Company Administration

Originally introduced in 1986, the Administration process is a business rescue procedure that protects the company from any creditor action, while a recovery plan is formulated or a sale of the business achieved.

When formulating a rescue plan for an ailing business a licensed insolvency practitioner must consider the various procedures available to effect a successful recovery of the business. Where a sale of the business is likely to be the most effective method, he will usually consider advising the directors to place the company into Administration. Where however there is a prospect that the company itself may be rescued, he will consider the merits of a Company Voluntary Arrangement (“CVA”).

Often, when a CVA is appropriate, it may be necessary to carry out an appraisal of the business or an element of restructuring, whilst the company is protected from adverse action that may be taken by creditors. In those cases, he may well consider placing the company into Administration, to provide the necessary protection and once his appraisal or the restructuring is complete, he will propose a Company Voluntary Arrangement to exit from Administration.

Until the Insolvency Act 1986 came into force in late December 1986, the only insolvency process available to a limited company that had not granted a floating charge to a secured creditor was liquidation. Companies that had granted a floating charge were capable of entering into Administrative Receivership, which enabled the company to trade under the supervision of an insolvency practitioner with a view to selling the business.

The disadvantage with this process was that it could only be initiated by the secured creditor. It was possible for the directors to request the secured creditor to appoint an Administrative Receiver however. Companies that had not granted a floating charge were therefore faced with an inevitable closure, with little prospect of the business or jobs being saved.

The Administration process opened up the prospect of recovery to such companies but initially it was an expensive and cumbersome process.

An application had to be made to the court and it was necessary for an insolvency practitioner to carry out a review of the company and prepare a detailed report for the court to consider. The application was considered by a judge and if he thought fit, an order was made placing the company into Administration. Significantly, the company or its directors as well as any unsecured creditor, could make an application for an Administration Order.

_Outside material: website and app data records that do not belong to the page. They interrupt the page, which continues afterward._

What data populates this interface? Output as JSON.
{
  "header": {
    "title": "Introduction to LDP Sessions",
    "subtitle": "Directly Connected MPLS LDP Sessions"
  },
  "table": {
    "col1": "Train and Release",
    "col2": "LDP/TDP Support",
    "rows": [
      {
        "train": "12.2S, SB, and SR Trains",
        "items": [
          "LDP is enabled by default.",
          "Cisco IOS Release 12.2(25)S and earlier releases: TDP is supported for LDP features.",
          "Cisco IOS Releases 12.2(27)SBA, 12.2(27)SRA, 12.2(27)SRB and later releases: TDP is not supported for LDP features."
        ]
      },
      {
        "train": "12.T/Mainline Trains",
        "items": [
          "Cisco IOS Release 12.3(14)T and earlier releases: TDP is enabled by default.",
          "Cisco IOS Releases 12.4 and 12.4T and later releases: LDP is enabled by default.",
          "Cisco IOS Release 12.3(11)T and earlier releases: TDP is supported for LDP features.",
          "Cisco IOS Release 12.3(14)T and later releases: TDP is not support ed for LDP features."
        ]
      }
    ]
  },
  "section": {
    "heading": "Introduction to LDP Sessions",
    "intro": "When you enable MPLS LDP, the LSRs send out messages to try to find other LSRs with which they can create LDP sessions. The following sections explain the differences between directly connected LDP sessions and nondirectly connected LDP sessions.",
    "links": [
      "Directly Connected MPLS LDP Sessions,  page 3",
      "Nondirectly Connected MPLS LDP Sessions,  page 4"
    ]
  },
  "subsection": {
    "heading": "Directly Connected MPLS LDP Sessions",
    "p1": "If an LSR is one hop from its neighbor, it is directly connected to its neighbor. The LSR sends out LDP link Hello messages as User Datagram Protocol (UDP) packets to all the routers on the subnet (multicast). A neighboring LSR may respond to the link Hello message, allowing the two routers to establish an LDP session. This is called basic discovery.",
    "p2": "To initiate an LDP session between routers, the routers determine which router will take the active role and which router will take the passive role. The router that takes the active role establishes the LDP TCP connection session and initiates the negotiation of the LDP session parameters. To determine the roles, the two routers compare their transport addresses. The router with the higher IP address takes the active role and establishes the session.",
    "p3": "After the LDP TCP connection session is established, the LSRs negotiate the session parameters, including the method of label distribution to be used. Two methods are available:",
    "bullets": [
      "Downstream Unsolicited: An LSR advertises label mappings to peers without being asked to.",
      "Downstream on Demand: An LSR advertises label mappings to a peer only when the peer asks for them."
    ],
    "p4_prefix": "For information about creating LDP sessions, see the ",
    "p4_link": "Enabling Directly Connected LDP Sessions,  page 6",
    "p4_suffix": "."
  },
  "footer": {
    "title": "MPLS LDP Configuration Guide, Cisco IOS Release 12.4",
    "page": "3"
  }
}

Following the enactment of the Enterprise Act 2002 in September 2003, the process was simplified in cases where there was no winding up petition pending. In such cases there is no longer a need to make an application to court. Now it is possible for the company or its directors to simply file a Notice of Intention to appoint an Administrator in the court. Once filed, a copy must be served on any holders of floating charges, who then have a period of five working days to confirm whether they are content to allow the company to enter into Administration and for the proposed Administrator to be appointed.

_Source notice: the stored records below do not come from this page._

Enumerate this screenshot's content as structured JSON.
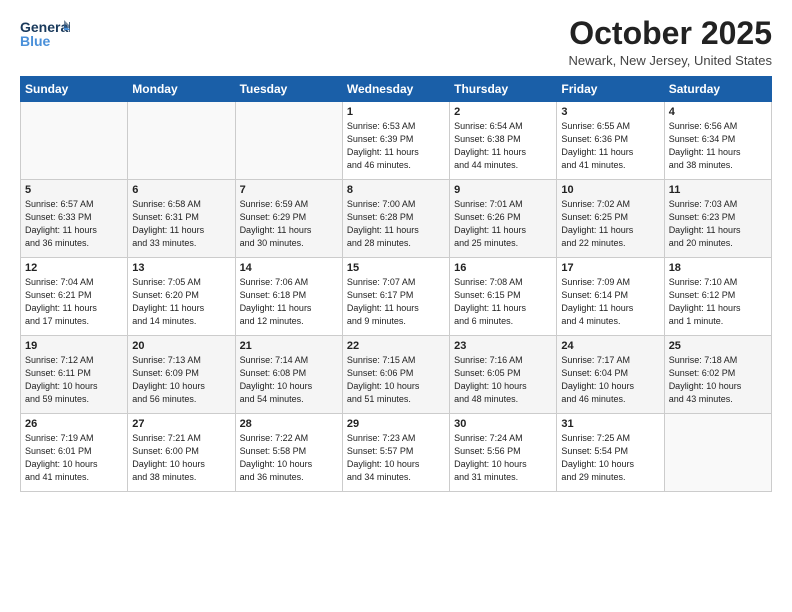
{
  "logo": {
    "line1": "General",
    "line2": "Blue"
  },
  "header": {
    "month": "October 2025",
    "location": "Newark, New Jersey, United States"
  },
  "weekdays": [
    "Sunday",
    "Monday",
    "Tuesday",
    "Wednesday",
    "Thursday",
    "Friday",
    "Saturday"
  ],
  "weeks": [
    [
      {
        "num": "",
        "info": ""
      },
      {
        "num": "",
        "info": ""
      },
      {
        "num": "",
        "info": ""
      },
      {
        "num": "1",
        "info": "Sunrise: 6:53 AM\nSunset: 6:39 PM\nDaylight: 11 hours\nand 46 minutes."
      },
      {
        "num": "2",
        "info": "Sunrise: 6:54 AM\nSunset: 6:38 PM\nDaylight: 11 hours\nand 44 minutes."
      },
      {
        "num": "3",
        "info": "Sunrise: 6:55 AM\nSunset: 6:36 PM\nDaylight: 11 hours\nand 41 minutes."
      },
      {
        "num": "4",
        "info": "Sunrise: 6:56 AM\nSunset: 6:34 PM\nDaylight: 11 hours\nand 38 minutes."
      }
    ],
    [
      {
        "num": "5",
        "info": "Sunrise: 6:57 AM\nSunset: 6:33 PM\nDaylight: 11 hours\nand 36 minutes."
      },
      {
        "num": "6",
        "info": "Sunrise: 6:58 AM\nSunset: 6:31 PM\nDaylight: 11 hours\nand 33 minutes."
      },
      {
        "num": "7",
        "info": "Sunrise: 6:59 AM\nSunset: 6:29 PM\nDaylight: 11 hours\nand 30 minutes."
      },
      {
        "num": "8",
        "info": "Sunrise: 7:00 AM\nSunset: 6:28 PM\nDaylight: 11 hours\nand 28 minutes."
      },
      {
        "num": "9",
        "info": "Sunrise: 7:01 AM\nSunset: 6:26 PM\nDaylight: 11 hours\nand 25 minutes."
      },
      {
        "num": "10",
        "info": "Sunrise: 7:02 AM\nSunset: 6:25 PM\nDaylight: 11 hours\nand 22 minutes."
      },
      {
        "num": "11",
        "info": "Sunrise: 7:03 AM\nSunset: 6:23 PM\nDaylight: 11 hours\nand 20 minutes."
      }
    ],
    [
      {
        "num": "12",
        "info": "Sunrise: 7:04 AM\nSunset: 6:21 PM\nDaylight: 11 hours\nand 17 minutes."
      },
      {
        "num": "13",
        "info": "Sunrise: 7:05 AM\nSunset: 6:20 PM\nDaylight: 11 hours\nand 14 minutes."
      },
      {
        "num": "14",
        "info": "Sunrise: 7:06 AM\nSunset: 6:18 PM\nDaylight: 11 hours\nand 12 minutes."
      },
      {
        "num": "15",
        "info": "Sunrise: 7:07 AM\nSunset: 6:17 PM\nDaylight: 11 hours\nand 9 minutes."
      },
      {
        "num": "16",
        "info": "Sunrise: 7:08 AM\nSunset: 6:15 PM\nDaylight: 11 hours\nand 6 minutes."
      },
      {
        "num": "17",
        "info": "Sunrise: 7:09 AM\nSunset: 6:14 PM\nDaylight: 11 hours\nand 4 minutes."
      },
      {
        "num": "18",
        "info": "Sunrise: 7:10 AM\nSunset: 6:12 PM\nDaylight: 11 hours\nand 1 minute."
      }
    ],
    [
      {
        "num": "19",
        "info": "Sunrise: 7:12 AM\nSunset: 6:11 PM\nDaylight: 10 hours\nand 59 minutes."
      },
      {
        "num": "20",
        "info": "Sunrise: 7:13 AM\nSunset: 6:09 PM\nDaylight: 10 hours\nand 56 minutes."
      },
      {
        "num": "21",
        "info": "Sunrise: 7:14 AM\nSunset: 6:08 PM\nDaylight: 10 hours\nand 54 minutes."
      },
      {
        "num": "22",
        "info": "Sunrise: 7:15 AM\nSunset: 6:06 PM\nDaylight: 10 hours\nand 51 minutes."
      },
      {
        "num": "23",
        "info": "Sunrise: 7:16 AM\nSunset: 6:05 PM\nDaylight: 10 hours\nand 48 minutes."
      },
      {
        "num": "24",
        "info": "Sunrise: 7:17 AM\nSunset: 6:04 PM\nDaylight: 10 hours\nand 46 minutes."
      },
      {
        "num": "25",
        "info": "Sunrise: 7:18 AM\nSunset: 6:02 PM\nDaylight: 10 hours\nand 43 minutes."
      }
    ],
    [
      {
        "num": "26",
        "info": "Sunrise: 7:19 AM\nSunset: 6:01 PM\nDaylight: 10 hours\nand 41 minutes."
      },
      {
        "num": "27",
        "info": "Sunrise: 7:21 AM\nSunset: 6:00 PM\nDaylight: 10 hours\nand 38 minutes."
      },
      {
        "num": "28",
        "info": "Sunrise: 7:22 AM\nSunset: 5:58 PM\nDaylight: 10 hours\nand 36 minutes."
      },
      {
        "num": "29",
        "info": "Sunrise: 7:23 AM\nSunset: 5:57 PM\nDaylight: 10 hours\nand 34 minutes."
      },
      {
        "num": "30",
        "info": "Sunrise: 7:24 AM\nSunset: 5:56 PM\nDaylight: 10 hours\nand 31 minutes."
      },
      {
        "num": "31",
        "info": "Sunrise: 7:25 AM\nSunset: 5:54 PM\nDaylight: 10 hours\nand 29 minutes."
      },
      {
        "num": "",
        "info": ""
      }
    ]
  ]
}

The licensed insolvency practitioner appointed by the applicant also files a document in the court indicating whether in his opinion there is a realistic prospect of achieving at least one of three statutory purposes, which are as follows:

  • Rescuing the company as a going concern
  • Achieving a better result for the company’s creditors as a whole than would be likely if the company were wound up (without first being in Administration) or
  • Realising property in order to make a distribution to one or more secured or preferential creditors.

If there is no prospect of any of the above being achieved then the company cannot enter into Administration.

During the five day notice period given to the holders of floating charges, those holders can do one of three things.

  • They can agree to the Administration and the appointment of the proposed Administrator.
  • They can agree to the Administration but appoint their own choice of Administrator.
  • They can do nothing.

In a well-planned Administration application, the proposed Administrator will have entered into discussions with all floating chargeholders before the application is made, to ensure that they are comfortable with what is proposed. This removes any prospect of doubt as to what they will do within the five day notice period and ensures smooth progress.

If the floating chargeholders are in agreement, or do nothing within the five day notice period, the applicant is allowed to file a further notice in the court confirming that an Administrator has been appointed, provided this notice is filed within ten working days of the date the original notice was filed. If that deadline is missed and it is still intended to appoint an Administrator, then the process must begin over again, with the relevant notice being given to holders of floating charges.

Once appointed, the Administrator takes control of the company and begins to implement the strategy to achieve the statutory purposes. Immediately upon his appointment he will advise creditors and employees of the fact and he must convene a meeting of creditors within eight weeks and hold it within ten weeks of the date of his appointment.

Prior to that meeting, he will forward creditors details of his proposals for achieving one or more of the statutory Administration purposes and provided a majority of creditors agree, he will continue with the proposed strategy. There is however nothing to prevent an Administrator from selling a business before the creditors meeting takes place and this does often happen, notably in a pre-pack administration. However, he must ensure that he makes a full disclosure of all of the circumstances and facts relating to the sale.

For more information please email us using the form on the “Contact us” page or call us on 01384 686 800 to talk things through or to arrange a free, initial, no obligation consultation.

By law, an Administration must come to an end after the expiry of one year, unless the Administrator makes an earlier application for it to be extended. Extensions are usually limited to a further period of six months.